Canon unveils new digital SLR
Following the usual "unofficial" leak yesterday (via a Chinese website) Canon has today officially lifted the lid on new products. Most interesting is the successor to the EOS 350D, Canon's entry-level SLR. The new 400D, offers a 10.2-megapixel sensor, dust reduction technology for the first time, the 9-point auto focus system from the 30D, and does away with the monochrome LCD. Instead, like many other SLRs at this price point, the 400D puts all its shot settings on the main LCD, which has been increased in size to 2.5-inch.
This is canny marketing from Canon. The 400D looks like a "just enough" product, providing key features -- the extra resolution, anti-dust technology -- that the company's competitors were hoping to provide as points of difference. While the 400D retains the 3 frames per second continuous shooting speed of the 350D, its buffering has been improved to offer 27 JPEG or 10 RAW images in a burst. There is also proximity sensors beneath the viewfinder that turn the LCD off when the eye is too the viewfinder, and many other minor tweaks.
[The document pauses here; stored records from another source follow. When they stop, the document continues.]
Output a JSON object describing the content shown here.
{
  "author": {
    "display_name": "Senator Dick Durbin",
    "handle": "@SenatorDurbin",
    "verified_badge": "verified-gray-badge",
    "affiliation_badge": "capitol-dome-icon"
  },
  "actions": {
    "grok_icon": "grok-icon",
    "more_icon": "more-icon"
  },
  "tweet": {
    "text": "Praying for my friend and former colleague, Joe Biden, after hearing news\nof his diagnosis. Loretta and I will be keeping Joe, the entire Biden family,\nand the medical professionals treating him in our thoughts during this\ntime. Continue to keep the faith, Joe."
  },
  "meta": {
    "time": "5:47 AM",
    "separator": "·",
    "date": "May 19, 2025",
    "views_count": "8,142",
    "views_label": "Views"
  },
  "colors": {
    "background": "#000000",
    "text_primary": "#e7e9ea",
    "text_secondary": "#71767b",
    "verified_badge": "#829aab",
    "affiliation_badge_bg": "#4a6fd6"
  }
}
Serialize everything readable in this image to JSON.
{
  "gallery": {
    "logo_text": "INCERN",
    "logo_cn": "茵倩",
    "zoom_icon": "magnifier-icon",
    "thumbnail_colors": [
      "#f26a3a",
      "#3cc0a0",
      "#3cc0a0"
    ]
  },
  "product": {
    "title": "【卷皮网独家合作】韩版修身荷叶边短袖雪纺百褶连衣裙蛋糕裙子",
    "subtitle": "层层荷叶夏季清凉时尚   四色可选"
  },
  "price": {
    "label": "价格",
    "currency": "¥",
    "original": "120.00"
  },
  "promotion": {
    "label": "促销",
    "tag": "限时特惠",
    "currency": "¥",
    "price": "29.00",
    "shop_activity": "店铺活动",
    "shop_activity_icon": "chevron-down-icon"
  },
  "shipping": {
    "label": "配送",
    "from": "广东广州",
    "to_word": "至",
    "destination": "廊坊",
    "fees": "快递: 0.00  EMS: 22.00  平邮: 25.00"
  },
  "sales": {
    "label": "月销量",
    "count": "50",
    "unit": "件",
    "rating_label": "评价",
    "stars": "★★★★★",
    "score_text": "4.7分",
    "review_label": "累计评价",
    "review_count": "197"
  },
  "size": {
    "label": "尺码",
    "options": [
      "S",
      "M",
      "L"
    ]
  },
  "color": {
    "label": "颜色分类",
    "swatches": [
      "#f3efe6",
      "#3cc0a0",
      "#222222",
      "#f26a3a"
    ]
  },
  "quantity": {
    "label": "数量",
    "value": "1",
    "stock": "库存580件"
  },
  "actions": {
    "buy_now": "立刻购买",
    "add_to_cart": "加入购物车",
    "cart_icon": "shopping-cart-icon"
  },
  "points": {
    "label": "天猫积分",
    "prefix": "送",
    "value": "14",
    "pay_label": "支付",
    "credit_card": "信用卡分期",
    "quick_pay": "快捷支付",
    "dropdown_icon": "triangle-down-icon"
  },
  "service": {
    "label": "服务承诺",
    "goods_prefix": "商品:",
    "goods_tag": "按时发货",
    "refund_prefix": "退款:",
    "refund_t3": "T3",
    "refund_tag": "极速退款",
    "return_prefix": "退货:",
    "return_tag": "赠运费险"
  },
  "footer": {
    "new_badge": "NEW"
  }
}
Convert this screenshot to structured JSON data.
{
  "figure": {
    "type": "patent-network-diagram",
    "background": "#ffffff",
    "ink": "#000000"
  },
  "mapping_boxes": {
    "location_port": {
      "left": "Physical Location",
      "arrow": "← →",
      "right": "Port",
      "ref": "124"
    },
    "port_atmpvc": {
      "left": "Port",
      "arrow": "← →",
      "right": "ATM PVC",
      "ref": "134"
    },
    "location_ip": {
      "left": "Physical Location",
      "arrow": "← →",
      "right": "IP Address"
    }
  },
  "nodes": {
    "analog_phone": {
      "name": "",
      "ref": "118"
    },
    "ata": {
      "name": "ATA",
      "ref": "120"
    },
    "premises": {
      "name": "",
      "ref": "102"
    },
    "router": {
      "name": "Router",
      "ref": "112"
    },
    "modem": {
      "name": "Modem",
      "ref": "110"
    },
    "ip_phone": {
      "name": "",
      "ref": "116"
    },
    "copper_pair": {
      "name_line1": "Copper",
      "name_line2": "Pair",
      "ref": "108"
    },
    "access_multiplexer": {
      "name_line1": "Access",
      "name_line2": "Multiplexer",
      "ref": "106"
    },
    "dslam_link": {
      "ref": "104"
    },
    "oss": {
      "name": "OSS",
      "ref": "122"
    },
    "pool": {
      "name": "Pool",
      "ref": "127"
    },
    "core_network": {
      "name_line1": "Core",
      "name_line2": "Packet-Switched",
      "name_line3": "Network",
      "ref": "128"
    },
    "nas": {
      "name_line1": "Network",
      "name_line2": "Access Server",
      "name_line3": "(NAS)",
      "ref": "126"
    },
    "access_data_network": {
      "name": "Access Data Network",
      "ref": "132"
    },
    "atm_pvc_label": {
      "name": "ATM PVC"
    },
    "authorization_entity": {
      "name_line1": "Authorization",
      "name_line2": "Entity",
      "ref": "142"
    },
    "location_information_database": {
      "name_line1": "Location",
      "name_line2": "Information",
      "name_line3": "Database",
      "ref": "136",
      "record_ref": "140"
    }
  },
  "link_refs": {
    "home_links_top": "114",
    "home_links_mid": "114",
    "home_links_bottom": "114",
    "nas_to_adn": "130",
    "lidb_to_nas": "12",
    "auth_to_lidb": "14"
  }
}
The big question will be whether the increase in resolution will effect the 400D's production of noise at higher ISOs. The 350D, along with the Nikon D50, lead the field among entry-level DSLRs in this respect and Canon users will be loath to loose this advantage for a few extra megapixels. We'll know more when we get out hands on the real thing.